A north Queensland mother charged with manslaughter after her two young sons drowned in a river has been refused bail and remanded in custody.

Leeann Eatts, 47, appeared in the Townsville Magistrates Court on Saturday morning after being arrested and charged on Friday.

The bodies of three-year-old Jhulio Sariago and five-year-old Barak Austral were found in the Ross River in Townsville in February.

They had gone missing late in the afternoon on February 25 and police issued an amber alert six hours later when they had not been found.

Their bodies were pulled from the river the next morning after a desperate community search involving 100 people and a helicopter.

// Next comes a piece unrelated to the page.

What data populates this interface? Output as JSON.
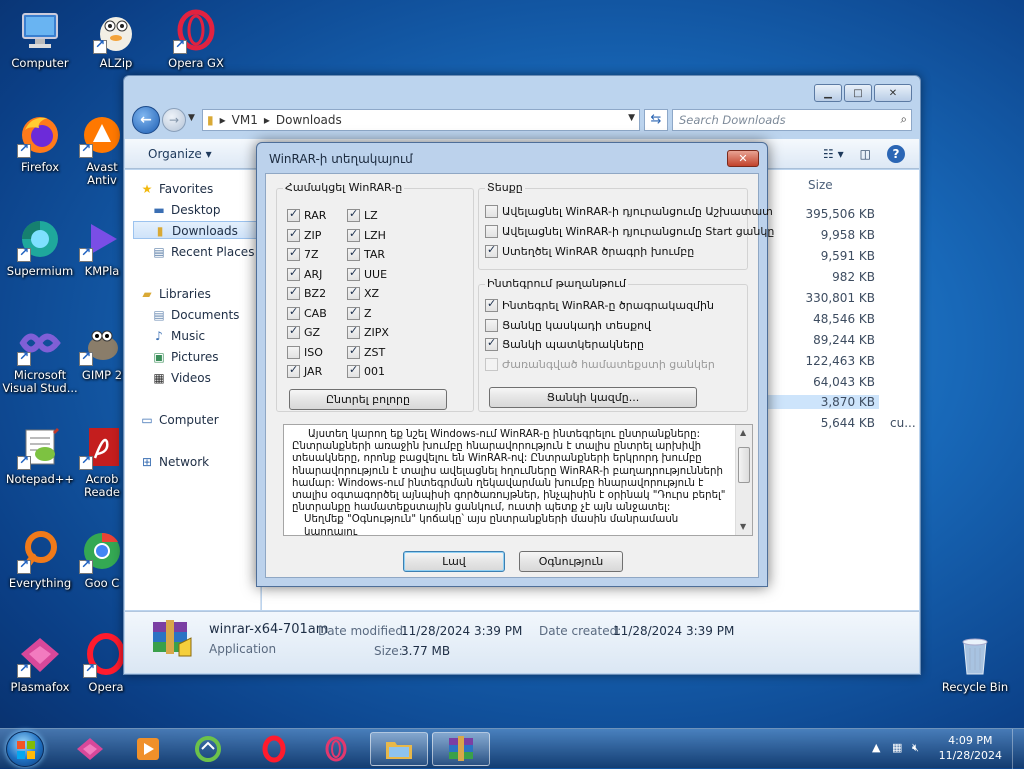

In court on Saturday, Magistrate Peter Smid said the safety of Ms Eatts and the community could be at risk if she was released.

Police prosecutor Kellie Mythen said officers had received 156 statements related to the case.

Speaking yesterday after Ms Eatts’ arrest, Detective Senior Sergeant David Miles said police will allege the boys’ deaths were a “preventable tragedy”.

“This is something that should have never happened,” he said.

The short lives of Jhulio Sariago, 3, and Barak Austral, 5, ended in the Ross River. Photo: Queensland Police

Ms Eatts is also facing a range of other unrelated offences, including drug trafficking.

She is due to face court again on May 17.

Mother likely known to Child Safety Department

Outside court, Townsville Indigenous elder Gracelyn Smallwood said she believed Ms Eatts and the boys had been visited by the Department of Child Safety.

“We are all shocked,” she said.

She said an investigation was needed into how many times department officers visited Ms Eatts.

“If DOCS had done their job by regularly checking on the welfare of the children, this too could have been avoided,” Ms Smallwood said.

“The fathers are in such a traumatic state they don’t want to speak to the media.”